“The focus now shifting to broadband and giving consumers the access they need for telework, telehealth, and most significantly for our education,” Edwards said.
The Office of Regulatory Staff is the state’s office that is working with rural communities to develop paths to building rural broadband infrastructure in the most needed areas. While broadband does not have its own office, Regulatory Staff employs a broadband coordinator, Jim Stritzinger, who gave a presentation to the task force.
Stritzinger’s connection with Greenwood goes back to late 2014 when he worked with former Greenwood Partnership Alliance CEO Heather Simmons Jones to establish Greenwood County as one of the first certified connected communities, he said.
Stritzinger said when looking at broadband an evaluation has to be made of three areas: access, adoption and use. He presented a number of maps to the task force showing broadband access and capabilities in the state using the 2015 minimum criteria of 25 Mbps download speed and 3 Mbps upload speed, the speed that it takes to stream a video without buffering.

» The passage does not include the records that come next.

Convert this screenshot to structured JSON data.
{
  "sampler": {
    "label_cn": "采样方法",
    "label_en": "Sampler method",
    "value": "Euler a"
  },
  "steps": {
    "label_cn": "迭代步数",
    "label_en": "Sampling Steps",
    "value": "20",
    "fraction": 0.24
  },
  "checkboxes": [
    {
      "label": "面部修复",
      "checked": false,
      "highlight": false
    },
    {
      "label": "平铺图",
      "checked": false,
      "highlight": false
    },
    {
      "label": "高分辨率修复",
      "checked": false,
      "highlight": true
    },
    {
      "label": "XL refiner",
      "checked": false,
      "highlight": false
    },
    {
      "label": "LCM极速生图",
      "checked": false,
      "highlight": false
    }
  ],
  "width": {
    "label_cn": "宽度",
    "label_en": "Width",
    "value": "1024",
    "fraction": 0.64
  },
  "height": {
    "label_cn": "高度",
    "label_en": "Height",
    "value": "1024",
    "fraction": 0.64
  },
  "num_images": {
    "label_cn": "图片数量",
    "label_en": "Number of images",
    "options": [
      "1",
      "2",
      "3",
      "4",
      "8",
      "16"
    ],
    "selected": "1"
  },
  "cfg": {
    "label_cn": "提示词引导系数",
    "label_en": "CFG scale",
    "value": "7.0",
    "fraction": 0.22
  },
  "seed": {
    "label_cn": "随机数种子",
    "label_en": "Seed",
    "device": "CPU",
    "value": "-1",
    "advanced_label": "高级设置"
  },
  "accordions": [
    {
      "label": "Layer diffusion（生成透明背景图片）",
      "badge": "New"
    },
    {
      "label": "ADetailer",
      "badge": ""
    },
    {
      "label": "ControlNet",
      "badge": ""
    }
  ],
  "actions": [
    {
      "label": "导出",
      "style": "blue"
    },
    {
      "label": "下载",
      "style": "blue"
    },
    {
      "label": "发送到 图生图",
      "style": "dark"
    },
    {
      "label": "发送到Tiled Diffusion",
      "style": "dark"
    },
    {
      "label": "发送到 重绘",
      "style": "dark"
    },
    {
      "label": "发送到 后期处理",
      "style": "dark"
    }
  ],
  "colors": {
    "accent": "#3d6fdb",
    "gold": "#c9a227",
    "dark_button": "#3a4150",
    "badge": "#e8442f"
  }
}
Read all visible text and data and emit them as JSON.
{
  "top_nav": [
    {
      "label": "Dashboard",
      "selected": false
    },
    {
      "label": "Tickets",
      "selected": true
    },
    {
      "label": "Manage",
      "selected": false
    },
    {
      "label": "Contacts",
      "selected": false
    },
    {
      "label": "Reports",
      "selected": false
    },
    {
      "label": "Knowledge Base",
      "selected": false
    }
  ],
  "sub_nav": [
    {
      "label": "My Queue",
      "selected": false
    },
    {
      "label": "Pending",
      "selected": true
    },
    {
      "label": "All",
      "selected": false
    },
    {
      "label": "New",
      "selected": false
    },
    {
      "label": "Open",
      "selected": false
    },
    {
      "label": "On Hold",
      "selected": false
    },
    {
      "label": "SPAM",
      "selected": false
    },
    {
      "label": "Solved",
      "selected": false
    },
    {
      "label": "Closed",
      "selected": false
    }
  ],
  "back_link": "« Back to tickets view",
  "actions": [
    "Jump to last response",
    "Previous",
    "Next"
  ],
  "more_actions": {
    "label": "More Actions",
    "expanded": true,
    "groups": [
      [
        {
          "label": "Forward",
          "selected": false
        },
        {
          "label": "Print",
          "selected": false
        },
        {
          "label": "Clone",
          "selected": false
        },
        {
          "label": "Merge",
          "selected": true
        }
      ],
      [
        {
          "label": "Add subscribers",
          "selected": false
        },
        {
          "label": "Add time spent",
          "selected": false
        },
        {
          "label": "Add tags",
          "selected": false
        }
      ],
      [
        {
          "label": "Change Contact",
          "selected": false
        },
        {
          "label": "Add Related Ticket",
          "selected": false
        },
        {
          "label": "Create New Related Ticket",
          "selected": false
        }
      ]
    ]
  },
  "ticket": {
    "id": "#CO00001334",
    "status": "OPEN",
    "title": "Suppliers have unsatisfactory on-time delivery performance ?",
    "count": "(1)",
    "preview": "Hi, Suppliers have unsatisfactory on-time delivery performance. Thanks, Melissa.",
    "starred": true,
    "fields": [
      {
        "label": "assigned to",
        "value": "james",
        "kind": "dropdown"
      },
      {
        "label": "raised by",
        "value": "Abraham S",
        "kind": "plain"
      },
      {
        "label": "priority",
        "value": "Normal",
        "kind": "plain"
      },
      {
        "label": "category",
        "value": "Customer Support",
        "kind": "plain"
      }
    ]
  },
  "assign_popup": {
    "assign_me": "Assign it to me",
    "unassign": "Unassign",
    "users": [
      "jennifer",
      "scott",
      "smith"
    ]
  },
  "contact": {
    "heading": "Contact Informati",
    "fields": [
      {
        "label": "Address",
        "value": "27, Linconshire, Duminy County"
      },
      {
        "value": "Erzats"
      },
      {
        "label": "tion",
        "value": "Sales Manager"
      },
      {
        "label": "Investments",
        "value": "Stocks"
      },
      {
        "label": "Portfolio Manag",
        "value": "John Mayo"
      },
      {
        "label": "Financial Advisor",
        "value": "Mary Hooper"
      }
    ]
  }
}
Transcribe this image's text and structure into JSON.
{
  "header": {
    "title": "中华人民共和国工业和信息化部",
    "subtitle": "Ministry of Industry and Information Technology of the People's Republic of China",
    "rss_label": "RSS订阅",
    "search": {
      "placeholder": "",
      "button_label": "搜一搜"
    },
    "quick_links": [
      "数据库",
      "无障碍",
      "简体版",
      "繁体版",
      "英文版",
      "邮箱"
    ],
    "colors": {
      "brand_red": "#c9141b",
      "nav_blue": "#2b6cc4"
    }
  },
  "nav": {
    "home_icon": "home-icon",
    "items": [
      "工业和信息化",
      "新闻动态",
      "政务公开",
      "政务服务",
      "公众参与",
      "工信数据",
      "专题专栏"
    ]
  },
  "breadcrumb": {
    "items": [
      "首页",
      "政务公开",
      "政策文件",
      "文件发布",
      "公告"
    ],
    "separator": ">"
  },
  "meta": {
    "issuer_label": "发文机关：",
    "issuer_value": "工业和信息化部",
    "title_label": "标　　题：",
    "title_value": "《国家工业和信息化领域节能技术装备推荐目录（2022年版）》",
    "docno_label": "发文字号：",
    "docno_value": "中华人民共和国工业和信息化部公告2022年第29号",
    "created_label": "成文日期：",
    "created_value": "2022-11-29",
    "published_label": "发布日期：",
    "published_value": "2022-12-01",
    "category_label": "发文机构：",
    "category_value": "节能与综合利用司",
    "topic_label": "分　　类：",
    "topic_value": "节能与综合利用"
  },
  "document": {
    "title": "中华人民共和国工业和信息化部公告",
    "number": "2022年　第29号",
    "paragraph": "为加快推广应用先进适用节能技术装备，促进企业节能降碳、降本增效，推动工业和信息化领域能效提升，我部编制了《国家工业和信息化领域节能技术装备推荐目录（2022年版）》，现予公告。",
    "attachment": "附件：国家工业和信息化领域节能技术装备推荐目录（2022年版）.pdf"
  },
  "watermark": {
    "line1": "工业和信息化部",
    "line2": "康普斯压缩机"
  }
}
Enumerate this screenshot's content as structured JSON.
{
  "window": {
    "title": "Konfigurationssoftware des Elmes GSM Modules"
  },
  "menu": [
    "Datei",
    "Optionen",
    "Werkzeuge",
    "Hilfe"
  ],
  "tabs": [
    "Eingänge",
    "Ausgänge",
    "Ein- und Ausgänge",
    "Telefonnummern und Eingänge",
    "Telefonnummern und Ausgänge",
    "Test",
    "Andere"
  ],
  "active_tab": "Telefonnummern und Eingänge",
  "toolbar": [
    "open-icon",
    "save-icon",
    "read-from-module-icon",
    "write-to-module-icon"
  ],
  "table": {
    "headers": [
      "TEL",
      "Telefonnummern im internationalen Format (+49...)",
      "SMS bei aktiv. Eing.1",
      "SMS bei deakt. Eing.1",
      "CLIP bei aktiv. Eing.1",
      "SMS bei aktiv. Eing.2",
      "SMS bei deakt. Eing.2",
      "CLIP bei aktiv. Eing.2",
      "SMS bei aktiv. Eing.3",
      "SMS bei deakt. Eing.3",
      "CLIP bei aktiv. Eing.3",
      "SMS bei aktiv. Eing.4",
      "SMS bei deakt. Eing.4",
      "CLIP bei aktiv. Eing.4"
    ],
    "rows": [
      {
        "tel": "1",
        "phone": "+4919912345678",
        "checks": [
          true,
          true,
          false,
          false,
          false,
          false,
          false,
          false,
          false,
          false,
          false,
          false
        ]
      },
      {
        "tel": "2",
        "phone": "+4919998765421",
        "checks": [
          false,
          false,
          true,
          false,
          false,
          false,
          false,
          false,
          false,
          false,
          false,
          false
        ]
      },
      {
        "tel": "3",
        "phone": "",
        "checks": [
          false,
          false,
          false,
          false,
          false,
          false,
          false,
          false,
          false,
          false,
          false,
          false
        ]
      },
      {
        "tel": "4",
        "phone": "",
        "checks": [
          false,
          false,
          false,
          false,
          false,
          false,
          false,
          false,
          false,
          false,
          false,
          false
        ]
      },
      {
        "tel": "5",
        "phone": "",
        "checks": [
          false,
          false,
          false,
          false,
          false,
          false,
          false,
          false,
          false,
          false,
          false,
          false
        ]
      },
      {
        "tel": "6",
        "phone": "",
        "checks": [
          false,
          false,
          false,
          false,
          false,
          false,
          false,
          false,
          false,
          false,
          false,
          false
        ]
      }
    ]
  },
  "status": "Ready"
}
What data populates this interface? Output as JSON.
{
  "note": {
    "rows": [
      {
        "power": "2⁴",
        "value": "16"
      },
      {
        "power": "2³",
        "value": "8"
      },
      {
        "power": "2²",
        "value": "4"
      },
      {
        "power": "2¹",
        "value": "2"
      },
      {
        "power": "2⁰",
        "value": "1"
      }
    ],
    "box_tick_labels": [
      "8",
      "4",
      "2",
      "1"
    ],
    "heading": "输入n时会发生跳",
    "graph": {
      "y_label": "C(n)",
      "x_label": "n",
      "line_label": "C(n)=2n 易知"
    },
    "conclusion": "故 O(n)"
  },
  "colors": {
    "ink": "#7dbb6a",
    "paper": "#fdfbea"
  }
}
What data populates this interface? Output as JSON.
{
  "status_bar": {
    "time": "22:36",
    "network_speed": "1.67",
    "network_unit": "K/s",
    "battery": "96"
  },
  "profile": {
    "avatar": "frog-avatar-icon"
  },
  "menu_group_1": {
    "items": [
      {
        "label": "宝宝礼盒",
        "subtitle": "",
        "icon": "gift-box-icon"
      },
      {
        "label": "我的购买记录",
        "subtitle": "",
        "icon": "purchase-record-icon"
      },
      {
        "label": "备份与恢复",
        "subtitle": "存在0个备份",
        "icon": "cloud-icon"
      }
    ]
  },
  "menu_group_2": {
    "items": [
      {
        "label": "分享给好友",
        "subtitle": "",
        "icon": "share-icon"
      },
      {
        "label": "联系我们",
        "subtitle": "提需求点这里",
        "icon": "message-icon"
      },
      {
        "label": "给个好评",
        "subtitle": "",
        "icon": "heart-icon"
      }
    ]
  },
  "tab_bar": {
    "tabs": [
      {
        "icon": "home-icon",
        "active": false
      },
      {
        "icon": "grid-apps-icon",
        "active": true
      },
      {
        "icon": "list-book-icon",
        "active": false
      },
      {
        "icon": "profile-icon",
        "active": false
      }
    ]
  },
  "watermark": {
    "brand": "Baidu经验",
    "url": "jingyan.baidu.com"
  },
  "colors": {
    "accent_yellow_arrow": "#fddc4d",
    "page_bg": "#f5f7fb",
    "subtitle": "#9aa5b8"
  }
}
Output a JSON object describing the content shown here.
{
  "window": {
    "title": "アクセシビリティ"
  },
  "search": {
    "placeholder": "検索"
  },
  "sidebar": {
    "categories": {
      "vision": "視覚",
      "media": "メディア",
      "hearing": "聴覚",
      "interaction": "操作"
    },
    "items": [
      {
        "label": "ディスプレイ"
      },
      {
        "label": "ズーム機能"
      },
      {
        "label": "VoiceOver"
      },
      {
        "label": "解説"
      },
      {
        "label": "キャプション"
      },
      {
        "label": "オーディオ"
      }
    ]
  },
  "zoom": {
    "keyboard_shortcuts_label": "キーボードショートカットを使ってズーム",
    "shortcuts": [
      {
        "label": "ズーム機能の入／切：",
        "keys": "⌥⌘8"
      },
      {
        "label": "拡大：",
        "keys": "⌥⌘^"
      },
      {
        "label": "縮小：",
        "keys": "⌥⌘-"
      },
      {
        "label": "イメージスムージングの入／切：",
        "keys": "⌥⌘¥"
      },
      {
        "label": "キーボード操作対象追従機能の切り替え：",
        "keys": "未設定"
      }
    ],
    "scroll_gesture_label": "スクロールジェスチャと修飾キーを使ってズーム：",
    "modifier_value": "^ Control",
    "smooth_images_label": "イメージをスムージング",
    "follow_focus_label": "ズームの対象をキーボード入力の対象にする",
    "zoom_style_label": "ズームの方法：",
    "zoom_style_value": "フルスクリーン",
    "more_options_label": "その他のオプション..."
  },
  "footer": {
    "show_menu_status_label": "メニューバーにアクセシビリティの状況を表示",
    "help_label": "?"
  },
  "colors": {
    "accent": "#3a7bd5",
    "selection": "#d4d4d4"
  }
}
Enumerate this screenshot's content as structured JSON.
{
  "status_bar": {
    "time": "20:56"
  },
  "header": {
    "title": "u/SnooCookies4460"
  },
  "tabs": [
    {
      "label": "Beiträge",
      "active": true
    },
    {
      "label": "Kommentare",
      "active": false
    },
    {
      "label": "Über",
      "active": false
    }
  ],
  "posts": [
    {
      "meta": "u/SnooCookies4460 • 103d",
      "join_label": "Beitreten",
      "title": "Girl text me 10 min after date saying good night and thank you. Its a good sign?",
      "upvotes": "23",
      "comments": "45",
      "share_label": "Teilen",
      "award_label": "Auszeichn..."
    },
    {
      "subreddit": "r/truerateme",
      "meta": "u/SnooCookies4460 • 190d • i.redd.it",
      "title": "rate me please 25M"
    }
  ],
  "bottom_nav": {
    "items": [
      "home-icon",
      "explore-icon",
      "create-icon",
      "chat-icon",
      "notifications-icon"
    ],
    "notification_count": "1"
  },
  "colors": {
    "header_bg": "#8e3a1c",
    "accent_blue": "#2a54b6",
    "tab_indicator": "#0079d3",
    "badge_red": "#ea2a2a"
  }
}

Using that information, he identified 10 target areas representing about 36 square miles in Greenwood County where people live that do not have access to internet service.
“It’s not affordability, it doesn’t exist,” Stritzinger said.
Stritzinger said 556 similar target areas exist across the state.
He said the state has 35 internet service providers and praised one that was represented in the room. Stritzinger said WCTEL – whose CEO Jeff Wilson was in attendance — made a visionary move in 2008 to rebuild infrastructure in Abbeville County to make broadband fiber internet service available throughout the county.
Much of the southern parts of Greenwood County outside of Greenwood city limits are areas where there is no internet available.
“That means the people that live there have no choice for an ISP, candidly, there’s nothing there,” Stritzinger said.
Stritzinger said a lot of the data he obtains on internet speeds come from the Ookla Speed Test, a service available by website and mobile app that tests the speed of an internet connection.
He said the state will also see some federal money — $122 million — help with broadband initiatives. Charter Spectrum has been awarded a grant to expand broadband in the state as well as Elon Musk’s SpaceX Starlink program, a satellite-based internet provider.
Edwards said coordination is the biggest issue. The task force hopes to help with that.
“Our task force was formed in order to assess areas of Greenwood, McCormick, in portions of adjacent counties which needed broadband coverage,” Garrett said.
Garrett said Upper Savannah COG will help with writing grants the group may want to seek.
“I’m really heartened by what Vision Greenwood has done,” Stritzinger said.
Vision Greenwood, formerly GPA’s Foundation for a Greater Greenwood, has been coordinating broadband taskforce meetings even before the organization is ready to fully introduce itself.
“Vision Greenwood is all about community development, providing leadership to enhance the quality of life in Greenwood through long-term vision and strategic community development initiatives,” Kay Self, executive director of Vision Greenwood, said. “It’s a continuation of some of the efforts that we’ve started for the past 10 years. Bringing in new fresh ideas, taking on some of the gaps and shortfalls in our community.”
Collaboration is the key to success for Vision Greenwood and its broadband efforts.
“Let’s work together,” Self said. “We are going to need your help to collaborate and make this happen for our community.”
Contact staff writer James Hicks at [email protected] or on Twitter @jameshicks3.